I now added a wiki page (stub...) on Memoization. — M. F. Hasler 17:47, 25 March 2012 (UTC)
Note that the treatment of sets is much better in recent versions of PARI (2.5.0+). Charles R Greathouse IV 20:41, 25 March 2012 (UTC)

Open problem (Invitation):

Given an integer N>0, and after been found all the first N! terms of A217626, you were asked find either a function or algorithm which counts the number of different "trivial" palindromic patterns that could be built from these terms.

Please see /A217626 for an account of my investigations on that subject. MFH 16:15, 3 March 2014 (UTC)

For example: [1,9,2,9,1] is a "trivial" palindromic pattern. But [2,18,4,18,2] is not trivial, until it is re-written it as: [2,2*9,4,9*2,2]

By "trivial", do you seem to mean "primitive" in the sense of "not being a multiple of a primitive" one?, i.e., did you mean to write [2,18,4,18,2] = 2*A1 with A1=[1,9,2,9,1]? (using my "coding" detailed on /A217626)

So the "triviality" of such kind of patterns depends on the prime factorization of their components. Such behavior can not be reproduced by the prime numbers.

What is meant by "cannot be reproduced by the prime numbers"? (In what sense a number (re)produces this/something?)

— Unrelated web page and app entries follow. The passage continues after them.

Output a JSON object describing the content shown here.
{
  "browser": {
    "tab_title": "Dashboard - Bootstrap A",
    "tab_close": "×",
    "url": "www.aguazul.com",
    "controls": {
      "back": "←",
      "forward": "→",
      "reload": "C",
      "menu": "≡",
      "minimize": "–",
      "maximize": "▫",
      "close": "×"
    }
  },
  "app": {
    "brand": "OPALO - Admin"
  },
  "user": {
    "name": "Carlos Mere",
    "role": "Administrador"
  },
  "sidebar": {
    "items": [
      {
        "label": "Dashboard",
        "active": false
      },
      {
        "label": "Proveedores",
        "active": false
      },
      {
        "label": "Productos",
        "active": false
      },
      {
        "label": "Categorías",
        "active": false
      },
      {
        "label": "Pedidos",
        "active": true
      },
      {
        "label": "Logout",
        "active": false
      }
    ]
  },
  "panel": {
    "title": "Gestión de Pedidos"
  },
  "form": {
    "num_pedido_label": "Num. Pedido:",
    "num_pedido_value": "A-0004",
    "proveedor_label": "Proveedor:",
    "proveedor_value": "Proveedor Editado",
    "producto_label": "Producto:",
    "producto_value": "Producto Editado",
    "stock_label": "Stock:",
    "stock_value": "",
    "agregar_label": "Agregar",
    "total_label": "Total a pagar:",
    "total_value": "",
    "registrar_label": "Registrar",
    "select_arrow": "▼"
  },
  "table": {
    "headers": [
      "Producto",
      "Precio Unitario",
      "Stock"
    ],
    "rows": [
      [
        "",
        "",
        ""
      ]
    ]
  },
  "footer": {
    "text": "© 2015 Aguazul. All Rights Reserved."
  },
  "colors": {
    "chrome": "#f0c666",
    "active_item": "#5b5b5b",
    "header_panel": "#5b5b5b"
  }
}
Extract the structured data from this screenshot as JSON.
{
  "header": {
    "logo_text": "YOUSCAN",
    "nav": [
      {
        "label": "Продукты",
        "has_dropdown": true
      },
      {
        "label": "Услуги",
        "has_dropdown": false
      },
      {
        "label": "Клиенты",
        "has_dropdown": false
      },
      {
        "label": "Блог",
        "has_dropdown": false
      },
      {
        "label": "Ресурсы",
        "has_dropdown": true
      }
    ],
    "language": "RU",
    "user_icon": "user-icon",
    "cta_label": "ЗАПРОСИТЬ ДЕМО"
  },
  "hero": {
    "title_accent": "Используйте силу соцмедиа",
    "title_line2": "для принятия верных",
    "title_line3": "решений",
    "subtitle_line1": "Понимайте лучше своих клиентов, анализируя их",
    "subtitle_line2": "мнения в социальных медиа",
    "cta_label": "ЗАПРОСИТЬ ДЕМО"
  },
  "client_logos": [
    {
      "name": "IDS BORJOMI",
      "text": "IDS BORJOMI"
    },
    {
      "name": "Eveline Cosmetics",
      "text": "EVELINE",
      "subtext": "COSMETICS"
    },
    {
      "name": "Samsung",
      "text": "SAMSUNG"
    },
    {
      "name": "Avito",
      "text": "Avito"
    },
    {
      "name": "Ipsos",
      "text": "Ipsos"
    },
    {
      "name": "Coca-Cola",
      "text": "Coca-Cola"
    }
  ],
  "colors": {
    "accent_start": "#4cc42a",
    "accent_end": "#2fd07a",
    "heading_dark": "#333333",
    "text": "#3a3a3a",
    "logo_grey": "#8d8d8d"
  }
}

I can not spot it yet "the how", but the study of this matter might have deep implications in the number theory. (These patterns teach us how to build odd numbers in a similar way as what described by the Goldbach's Conjecture for the even numbers). If you decide to face this friendly challenge, Good Luck!!! Sincerely, with regards: R. J. Cano 18:56, 15 December 2012 (UTC)

Certainly this is a problem worth to be studied, that's why I put some time into it. See /A217626 for more. MFH 16:15, 3 March 2014 (UTC)

Main Page/Prototype

I've gone ahead and incorporated some of your ideas into Main Page/Prototype. I have not completely removed redundancies, however. Alonso del Arte 05:26, 18 February 2013 (UTC)

Thanks! I have in turn, in my proposal User:M._F._Hasler/Proposal_for_MainPage, simplified the style attributes and added wiki code for subsection headings (for easier editing), and added "Seq in the news" and "recent additions" -- but what I strongly dislike, are the imposed(?) section headings the latter produce - is there a way to avoid that, and get only the contents? — M. F. Hasler 06:53, 18 February 2013 (UTC)

Representing digits > 9

In several situations, for example when dealing with sequences that list permutations or numbers written in base-N, one has often the wish to be able to represent digits larger than 9. My essay Representing large digits provides a solution for this case: One possibility of encoding digits d > 9, is to write them as (d-9k)*10^k for 9*k < d < 9*k+10, i.e., d=10 as "10", d=11 as "20",..., d=18 as "90", d=19 as "100", etc. Other variants which are more compact for larger digits are discussed on the page Representing large digits. MFH 14:13, 5 October 2014 (UTC)